▸ **Directions**: Please print each record below exactly as it is written.

== Extracted information ==

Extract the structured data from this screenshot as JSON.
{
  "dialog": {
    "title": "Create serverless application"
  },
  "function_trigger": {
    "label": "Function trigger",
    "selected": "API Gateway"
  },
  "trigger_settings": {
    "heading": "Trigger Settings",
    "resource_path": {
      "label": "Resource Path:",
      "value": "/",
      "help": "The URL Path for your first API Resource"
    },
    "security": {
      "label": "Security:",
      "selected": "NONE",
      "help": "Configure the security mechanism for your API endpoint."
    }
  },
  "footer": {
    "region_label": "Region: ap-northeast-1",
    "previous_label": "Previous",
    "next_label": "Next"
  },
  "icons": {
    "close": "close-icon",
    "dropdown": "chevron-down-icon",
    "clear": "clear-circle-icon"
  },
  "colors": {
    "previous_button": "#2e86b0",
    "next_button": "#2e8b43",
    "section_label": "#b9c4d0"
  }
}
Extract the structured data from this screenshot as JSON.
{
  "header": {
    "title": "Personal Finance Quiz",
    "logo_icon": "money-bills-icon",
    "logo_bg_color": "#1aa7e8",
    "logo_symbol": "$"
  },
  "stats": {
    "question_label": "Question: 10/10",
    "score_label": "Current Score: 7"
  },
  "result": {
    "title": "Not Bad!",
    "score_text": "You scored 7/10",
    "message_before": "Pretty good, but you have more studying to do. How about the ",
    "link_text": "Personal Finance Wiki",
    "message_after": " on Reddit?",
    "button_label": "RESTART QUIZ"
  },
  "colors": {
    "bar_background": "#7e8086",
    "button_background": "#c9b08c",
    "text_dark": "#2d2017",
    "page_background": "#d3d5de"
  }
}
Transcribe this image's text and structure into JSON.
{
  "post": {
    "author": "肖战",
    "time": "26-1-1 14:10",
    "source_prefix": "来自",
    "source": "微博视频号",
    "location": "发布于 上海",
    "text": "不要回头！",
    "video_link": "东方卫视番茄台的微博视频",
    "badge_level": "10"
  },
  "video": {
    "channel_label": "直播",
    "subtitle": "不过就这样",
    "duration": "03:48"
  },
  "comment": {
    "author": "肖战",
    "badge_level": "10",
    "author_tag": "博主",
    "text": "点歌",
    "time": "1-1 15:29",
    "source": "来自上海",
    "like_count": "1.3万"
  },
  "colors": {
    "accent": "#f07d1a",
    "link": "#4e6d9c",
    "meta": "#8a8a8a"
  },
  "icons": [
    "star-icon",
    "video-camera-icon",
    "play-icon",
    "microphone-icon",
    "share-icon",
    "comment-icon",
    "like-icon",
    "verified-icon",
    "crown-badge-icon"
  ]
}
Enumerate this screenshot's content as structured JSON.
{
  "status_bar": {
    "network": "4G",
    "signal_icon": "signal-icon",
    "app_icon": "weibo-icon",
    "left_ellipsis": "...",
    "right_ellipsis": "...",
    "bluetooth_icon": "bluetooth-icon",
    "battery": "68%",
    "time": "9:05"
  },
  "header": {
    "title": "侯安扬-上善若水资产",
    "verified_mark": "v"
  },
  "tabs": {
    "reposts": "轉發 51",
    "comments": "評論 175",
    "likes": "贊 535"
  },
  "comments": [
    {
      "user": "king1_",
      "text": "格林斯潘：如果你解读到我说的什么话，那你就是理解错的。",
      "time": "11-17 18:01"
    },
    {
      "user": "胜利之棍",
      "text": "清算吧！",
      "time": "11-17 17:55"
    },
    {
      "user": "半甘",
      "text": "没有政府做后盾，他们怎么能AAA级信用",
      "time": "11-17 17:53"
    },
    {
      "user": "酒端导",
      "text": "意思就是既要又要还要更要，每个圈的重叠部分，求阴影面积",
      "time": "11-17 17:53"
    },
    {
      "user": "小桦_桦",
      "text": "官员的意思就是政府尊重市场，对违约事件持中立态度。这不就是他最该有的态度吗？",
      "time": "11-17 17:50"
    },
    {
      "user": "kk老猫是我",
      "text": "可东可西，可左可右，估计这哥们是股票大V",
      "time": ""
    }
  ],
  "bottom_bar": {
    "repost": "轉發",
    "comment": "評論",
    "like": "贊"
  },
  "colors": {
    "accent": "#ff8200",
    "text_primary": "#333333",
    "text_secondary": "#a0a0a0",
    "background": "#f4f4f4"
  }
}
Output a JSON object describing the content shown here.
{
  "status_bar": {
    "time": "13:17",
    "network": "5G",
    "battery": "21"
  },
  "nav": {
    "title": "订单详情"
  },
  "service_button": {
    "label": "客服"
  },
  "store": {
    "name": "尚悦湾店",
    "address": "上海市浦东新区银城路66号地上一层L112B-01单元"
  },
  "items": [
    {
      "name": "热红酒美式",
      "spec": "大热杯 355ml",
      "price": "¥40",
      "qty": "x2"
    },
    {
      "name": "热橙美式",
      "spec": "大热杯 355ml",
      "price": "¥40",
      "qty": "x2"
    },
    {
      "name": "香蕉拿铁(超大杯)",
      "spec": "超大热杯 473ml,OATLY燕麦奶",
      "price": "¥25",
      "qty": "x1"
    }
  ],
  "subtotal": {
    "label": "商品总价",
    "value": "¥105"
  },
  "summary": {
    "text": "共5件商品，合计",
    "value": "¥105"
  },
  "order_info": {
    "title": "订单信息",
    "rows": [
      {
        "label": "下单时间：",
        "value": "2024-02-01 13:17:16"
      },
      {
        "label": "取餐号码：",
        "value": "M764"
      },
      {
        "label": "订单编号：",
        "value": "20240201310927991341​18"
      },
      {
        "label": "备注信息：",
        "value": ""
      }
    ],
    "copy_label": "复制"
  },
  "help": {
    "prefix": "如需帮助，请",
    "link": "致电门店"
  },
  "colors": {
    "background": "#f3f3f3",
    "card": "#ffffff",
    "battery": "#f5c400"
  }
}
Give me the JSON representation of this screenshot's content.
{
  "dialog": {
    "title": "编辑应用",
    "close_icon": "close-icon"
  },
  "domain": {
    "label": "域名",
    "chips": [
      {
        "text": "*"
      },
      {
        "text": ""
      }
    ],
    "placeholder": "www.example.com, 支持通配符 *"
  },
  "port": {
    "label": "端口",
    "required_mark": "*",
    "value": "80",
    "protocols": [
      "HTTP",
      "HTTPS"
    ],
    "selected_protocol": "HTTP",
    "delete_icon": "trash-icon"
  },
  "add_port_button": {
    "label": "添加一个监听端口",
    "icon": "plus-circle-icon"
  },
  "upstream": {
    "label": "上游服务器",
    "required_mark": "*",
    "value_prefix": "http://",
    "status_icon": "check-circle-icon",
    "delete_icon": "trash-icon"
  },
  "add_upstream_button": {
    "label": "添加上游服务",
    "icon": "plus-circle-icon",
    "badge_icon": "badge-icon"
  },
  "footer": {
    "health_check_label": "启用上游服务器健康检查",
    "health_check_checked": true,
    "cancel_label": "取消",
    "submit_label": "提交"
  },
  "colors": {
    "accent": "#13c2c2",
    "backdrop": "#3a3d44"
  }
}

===

▸ **Exercise solution**:
Extract the structured data from this screenshot as JSON.
{
  "dialog": {
    "title": "Create serverless application"
  },
  "function_trigger": {
    "label": "Function trigger",
    "selected": "API Gateway"
  },
  "trigger_settings": {
    "heading": "Trigger Settings",
    "resource_path": {
      "label": "Resource Path:",
      "value": "/",
      "help": "The URL Path for your first API Resource"
    },
    "security": {
      "label": "Security:",
      "selected": "NONE",
      "help": "Configure the security mechanism for your API endpoint."
    }
  },
  "footer": {
    "region_label": "Region: ap-northeast-1",
    "previous_label": "Previous",
    "next_label": "Next"
  },
  "icons": {
    "close": "close-icon",
    "dropdown": "chevron-down-icon",
    "clear": "clear-circle-icon"
  },
  "colors": {
    "previous_button": "#2e86b0",
    "next_button": "#2e8b43",
    "section_label": "#b9c4d0"
  }
}
Extract the structured data from this screenshot as JSON.
{
  "header": {
    "title": "Personal Finance Quiz",
    "logo_icon": "money-bills-icon",
    "logo_bg_color": "#1aa7e8",
    "logo_symbol": "$"
  },
  "stats": {
    "question_label": "Question: 10/10",
    "score_label": "Current Score: 7"
  },
  "result": {
    "title": "Not Bad!",
    "score_text": "You scored 7/10",
    "message_before": "Pretty good, but you have more studying to do. How about the ",
    "link_text": "Personal Finance Wiki",
    "message_after": " on Reddit?",
    "button_label": "RESTART QUIZ"
  },
  "colors": {
    "bar_background": "#7e8086",
    "button_background": "#c9b08c",
    "text_dark": "#2d2017",
    "page_background": "#d3d5de"
  }
}
Transcribe this image's text and structure into JSON.
{
  "post": {
    "author": "肖战",
    "time": "26-1-1 14:10",
    "source_prefix": "来自",
    "source": "微博视频号",
    "location": "发布于 上海",
    "text": "不要回头！",
    "video_link": "东方卫视番茄台的微博视频",
    "badge_level": "10"
  },
  "video": {
    "channel_label": "直播",
    "subtitle": "不过就这样",
    "duration": "03:48"
  },
  "comment": {
    "author": "肖战",
    "badge_level": "10",
    "author_tag": "博主",
    "text": "点歌",
    "time": "1-1 15:29",
    "source": "来自上海",
    "like_count": "1.3万"
  },
  "colors": {
    "accent": "#f07d1a",
    "link": "#4e6d9c",
    "meta": "#8a8a8a"
  },
  "icons": [
    "star-icon",
    "video-camera-icon",
    "play-icon",
    "microphone-icon",
    "share-icon",
    "comment-icon",
    "like-icon",
    "verified-icon",
    "crown-badge-icon"
  ]
}
Enumerate this screenshot's content as structured JSON.
{
  "status_bar": {
    "network": "4G",
    "signal_icon": "signal-icon",
    "app_icon": "weibo-icon",
    "left_ellipsis": "...",
    "right_ellipsis": "...",
    "bluetooth_icon": "bluetooth-icon",
    "battery": "68%",
    "time": "9:05"
  },
  "header": {
    "title": "侯安扬-上善若水资产",
    "verified_mark": "v"
  },
  "tabs": {
    "reposts": "轉發 51",
    "comments": "評論 175",
    "likes": "贊 535"
  },
  "comments": [
    {
      "user": "king1_",
      "text": "格林斯潘：如果你解读到我说的什么话，那你就是理解错的。",
      "time": "11-17 18:01"
    },
    {
      "user": "胜利之棍",
      "text": "清算吧！",
      "time": "11-17 17:55"
    },
    {
      "user": "半甘",
      "text": "没有政府做后盾，他们怎么能AAA级信用",
      "time": "11-17 17:53"
    },
    {
      "user": "酒端导",
      "text": "意思就是既要又要还要更要，每个圈的重叠部分，求阴影面积",
      "time": "11-17 17:53"
    },
    {
      "user": "小桦_桦",
      "text": "官员的意思就是政府尊重市场，对违约事件持中立态度。这不就是他最该有的态度吗？",
      "time": "11-17 17:50"
    },
    {
      "user": "kk老猫是我",
      "text": "可东可西，可左可右，估计这哥们是股票大V",
      "time": ""
    }
  ],
  "bottom_bar": {
    "repost": "轉發",
    "comment": "評論",
    "like": "贊"
  },
  "colors": {
    "accent": "#ff8200",
    "text_primary": "#333333",
    "text_secondary": "#a0a0a0",
    "background": "#f4f4f4"
  }
}
Output a JSON object describing the content shown here.
{
  "status_bar": {
    "time": "13:17",
    "network": "5G",
    "battery": "21"
  },
  "nav": {
    "title": "订单详情"
  },
  "service_button": {
    "label": "客服"
  },
  "store": {
    "name": "尚悦湾店",
    "address": "上海市浦东新区银城路66号地上一层L112B-01单元"
  },
  "items": [
    {
      "name": "热红酒美式",
      "spec": "大热杯 355ml",
      "price": "¥40",
      "qty": "x2"
    },
    {
      "name": "热橙美式",
      "spec": "大热杯 355ml",
      "price": "¥40",
      "qty": "x2"
    },
    {
      "name": "香蕉拿铁(超大杯)",
      "spec": "超大热杯 473ml,OATLY燕麦奶",
      "price": "¥25",
      "qty": "x1"
    }
  ],
  "subtotal": {
    "label": "商品总价",
    "value": "¥105"
  },
  "summary": {
    "text": "共5件商品，合计",
    "value": "¥105"
  },
  "order_info": {
    "title": "订单信息",
    "rows": [
      {
        "label": "下单时间：",
        "value": "2024-02-01 13:17:16"
      },
      {
        "label": "取餐号码：",
        "value": "M764"
      },
      {
        "label": "订单编号：",
        "value": "20240201310927991341​18"
      },
      {
        "label": "备注信息：",
        "value": ""
      }
    ],
    "copy_label": "复制"
  },
  "help": {
    "prefix": "如需帮助，请",
    "link": "致电门店"
  },
  "colors": {
    "background": "#f3f3f3",
    "card": "#ffffff",
    "battery": "#f5c400"
  }
}
Give me the JSON representation of this screenshot's content.
{
  "dialog": {
    "title": "编辑应用",
    "close_icon": "close-icon"
  },
  "domain": {
    "label": "域名",
    "chips": [
      {
        "text": "*"
      },
      {
        "text": ""
      }
    ],
    "placeholder": "www.example.com, 支持通配符 *"
  },
  "port": {
    "label": "端口",
    "required_mark": "*",
    "value": "80",
    "protocols": [
      "HTTP",
      "HTTPS"
    ],
    "selected_protocol": "HTTP",
    "delete_icon": "trash-icon"
  },
  "add_port_button": {
    "label": "添加一个监听端口",
    "icon": "plus-circle-icon"
  },
  "upstream": {
    "label": "上游服务器",
    "required_mark": "*",
    "value_prefix": "http://",
    "status_icon": "check-circle-icon",
    "delete_icon": "trash-icon"
  },
  "add_upstream_button": {
    "label": "添加上游服务",
    "icon": "plus-circle-icon",
    "badge_icon": "badge-icon"
  },
  "footer": {
    "health_check_label": "启用上游服务器健康检查",
    "health_check_checked": true,
    "cancel_label": "取消",
    "submit_label": "提交"
  },
  "colors": {
    "accent": "#13c2c2",
    "backdrop": "#3a3d44"
  }
}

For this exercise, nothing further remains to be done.